Why Learning and Development Leaders Should Think Like Journalists
People are a key component of a successful business. The people you choose to work with can not only shape outcomes, but transform your brand image and directly influence customer loyalty.
The right people can bring innovation and dynamism. But also, the less intrusive but equally important facets of efficiency and cohesion. The difficulty for businesses is that shaping and growing as a team and as individuals is an ongoing and constant effort. There is always progress to be made and learning and development (L&D) is a lifelong pursuit.
Where learning and development (L&D) comes in
L&D doesn’t just help to create top talent, but to retain it. With the right development programmes or learning journeys built into your core business, you can not only instill that much-vaunted growth mindset, but actually facilitate it and help it to grow.
However, while the conventional annual training opportunities are a start, the best businesses do more.
The journalistic approach to L&D is a challenger approach. It’s about reframing the problem and looking at it from a complete perspective.
Many of our clients first approach us with the idea of creating a programme to address some obvious learning and performance gaps in their organisations. But the reality is that in most cases, the performance challenges that organisations face are simply symptoms, rather than root causes.
L&D doesn’t just help to create top talent, but to retain it.
Uncovering these root causes is an essential step to drive real business transformation, but getting to them requires a solid methodology which focuses on asking the right questions and challenging assumptions.
Uncovering the root causes of performance gaps is the first step to designing the right learning solution. Equally, the journalistic approach can also be applied into the programme itself by equipping learners with the skills to ask the right questions and to challenge a given set of assumptions.
With this approach, the most important element is the implementation of outside-in thinking, enabling employees to cut straight to the heart of any issue, for faster, more relevant results.
How can a journalistic approach be applied to learning?
A core principle of journalism is curiosity; the compulsion to learn, to find out more, to get to the truth of any piece of information, and to do that in a limited amount of time. It is this that drives the journalistic approach.
It empowers learners to not just ask questions, but the right questions, to understand the situation quickly, and to distill what the key challenge may be. And it can be applied to any discipline and workplace scenario.
So, rather than simply dealing with a problem at face value, employees are given the training to be able to question it.
What’s the issue? What’s at the heart of the story? Which questions should I be asking?
What’s the issue? What’s at the heart of the story? Which questions should I be asking? And what’s the timing – what do I need to address NOW?
This not only enables employees to work more independently, but sets in place the core skills that can help individuals along the path to career development.

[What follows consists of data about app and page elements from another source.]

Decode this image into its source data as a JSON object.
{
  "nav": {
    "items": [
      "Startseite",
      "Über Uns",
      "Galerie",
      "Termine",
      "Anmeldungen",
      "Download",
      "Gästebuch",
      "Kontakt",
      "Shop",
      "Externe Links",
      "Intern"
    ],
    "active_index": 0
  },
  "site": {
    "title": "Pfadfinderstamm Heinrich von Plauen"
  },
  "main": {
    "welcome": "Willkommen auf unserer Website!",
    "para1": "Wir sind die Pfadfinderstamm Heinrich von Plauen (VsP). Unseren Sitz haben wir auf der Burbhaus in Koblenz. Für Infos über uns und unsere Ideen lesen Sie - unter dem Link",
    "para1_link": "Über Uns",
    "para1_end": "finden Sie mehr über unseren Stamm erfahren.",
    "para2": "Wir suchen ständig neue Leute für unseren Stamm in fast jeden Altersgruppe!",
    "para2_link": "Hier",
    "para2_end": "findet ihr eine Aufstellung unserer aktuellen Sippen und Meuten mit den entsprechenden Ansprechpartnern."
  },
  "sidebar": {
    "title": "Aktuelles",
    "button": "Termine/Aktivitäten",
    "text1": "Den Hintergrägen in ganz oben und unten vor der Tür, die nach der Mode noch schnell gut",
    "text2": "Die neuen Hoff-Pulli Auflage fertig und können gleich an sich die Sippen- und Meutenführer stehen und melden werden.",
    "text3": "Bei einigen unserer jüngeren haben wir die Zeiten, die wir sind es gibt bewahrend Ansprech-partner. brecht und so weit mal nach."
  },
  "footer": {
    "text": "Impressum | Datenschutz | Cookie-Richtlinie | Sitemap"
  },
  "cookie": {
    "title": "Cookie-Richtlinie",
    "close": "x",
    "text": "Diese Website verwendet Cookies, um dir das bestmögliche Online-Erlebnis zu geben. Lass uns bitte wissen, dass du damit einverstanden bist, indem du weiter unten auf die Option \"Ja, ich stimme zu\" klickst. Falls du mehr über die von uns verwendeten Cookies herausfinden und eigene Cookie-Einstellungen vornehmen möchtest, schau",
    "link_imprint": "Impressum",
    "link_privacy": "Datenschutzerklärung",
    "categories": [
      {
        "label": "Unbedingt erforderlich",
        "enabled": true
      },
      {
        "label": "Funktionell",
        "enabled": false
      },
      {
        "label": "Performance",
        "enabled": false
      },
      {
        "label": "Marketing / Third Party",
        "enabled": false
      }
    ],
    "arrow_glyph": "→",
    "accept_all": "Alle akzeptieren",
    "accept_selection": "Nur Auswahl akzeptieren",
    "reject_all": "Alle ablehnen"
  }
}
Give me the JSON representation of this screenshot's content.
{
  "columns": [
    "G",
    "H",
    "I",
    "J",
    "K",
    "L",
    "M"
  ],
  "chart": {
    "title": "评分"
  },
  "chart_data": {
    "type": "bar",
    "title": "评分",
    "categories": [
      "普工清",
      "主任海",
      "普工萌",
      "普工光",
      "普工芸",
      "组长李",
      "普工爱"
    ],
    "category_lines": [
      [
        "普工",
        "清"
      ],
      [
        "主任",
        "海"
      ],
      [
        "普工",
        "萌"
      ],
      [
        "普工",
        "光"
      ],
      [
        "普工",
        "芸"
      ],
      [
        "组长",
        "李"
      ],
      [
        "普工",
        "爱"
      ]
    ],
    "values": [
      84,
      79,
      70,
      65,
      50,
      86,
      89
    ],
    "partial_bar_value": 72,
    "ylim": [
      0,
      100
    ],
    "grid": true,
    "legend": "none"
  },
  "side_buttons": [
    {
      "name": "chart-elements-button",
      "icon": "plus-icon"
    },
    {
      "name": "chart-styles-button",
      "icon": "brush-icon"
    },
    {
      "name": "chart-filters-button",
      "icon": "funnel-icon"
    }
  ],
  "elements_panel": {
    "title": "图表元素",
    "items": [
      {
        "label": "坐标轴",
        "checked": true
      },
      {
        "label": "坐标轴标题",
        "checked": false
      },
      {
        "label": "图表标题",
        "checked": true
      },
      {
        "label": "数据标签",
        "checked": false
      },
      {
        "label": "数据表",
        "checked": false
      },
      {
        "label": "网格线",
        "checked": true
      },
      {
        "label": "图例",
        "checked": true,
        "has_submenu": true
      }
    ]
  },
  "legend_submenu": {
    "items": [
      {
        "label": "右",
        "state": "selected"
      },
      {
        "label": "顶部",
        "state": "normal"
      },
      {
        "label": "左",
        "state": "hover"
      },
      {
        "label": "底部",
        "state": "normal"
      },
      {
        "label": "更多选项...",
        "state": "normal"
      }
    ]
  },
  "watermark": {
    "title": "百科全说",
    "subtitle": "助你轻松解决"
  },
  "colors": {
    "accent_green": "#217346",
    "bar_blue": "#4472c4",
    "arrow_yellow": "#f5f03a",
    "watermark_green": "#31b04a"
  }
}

What are the benefits of the journalistic learning approach for both learners and businesses?
Curiosity has traditionally been the remit of the higher echelons of leadership, and it’s not always been a common theme to think outside the box in these roles. While the mid-level workers have been set to follow their allocated paths, CEOs have occasionally had the chance to wonder, and explore where the business might go.
However, with the journalistic approach, employees can acquire the ability to navigate processes quickly, through the art of critical thinking, storytelling, and questioning.
This provides them with the tools and responsibility to act without perpetual supervision – making creative and timely decisions that can save time, reduce managerial intervention, and enhance efficiency.
How can the journalistic approach to L&D help leaders overcome challenges?
L&D doesn’t just help businesses to create and develop the workforce their business needs – with the skills they need to scale, grow, and diversify – but, crucially, to retain the talent they have.
The UK average employee turnover rate is approximately 15% a year. This costs businesses in the region of £30,614 per person for an employee paid £25,000 per annum, due to the expenses of recruitment, onboarding, training, and the associated loss of productivity while all of the above is taking place.
Even if you only lose a single staff member every year, that’s a considerable loss to manage, with that £30k figure increasing in correlation with the value of the employee’s position.
The UK average employee turnover rate is approximately 15% a year, costing businesses in the region of £30,614 per person for an employee paid £25,000 per annum.
Nurturing a culture of learning, and providing continuous opportunities for learners to develop is a powerful/effective way to improve employee retention, while at the same time, working to create the talent your business needs to thrive.
Cultivating a culture of independent thought, employee empowerment, and good decision-making starts with L&D and it is a continuous process.
Is a journalistic approach the future of L&D?
The journalistic approach challenges set assumptions and enables employees to ask the right questions, to think for themselves, and most importantly adopt an outside-in way of thinking, encompassing every situation with context surrounding the issue at hand.
This way of approaching situations is vital in leadership and is necessary to be able to lead a team through times of uncertainty.
L&D provides an essential backbone to contemporary business. It’s a lifelong pursuit that requires constant effort and focus.
L&D shapes both the present and the future of every business model. And while there are numerous approaches to L&D, it’s more vital than ever before for companies to find the method most suited to the needs of their business and their employees.
This article was first published in trainingzone.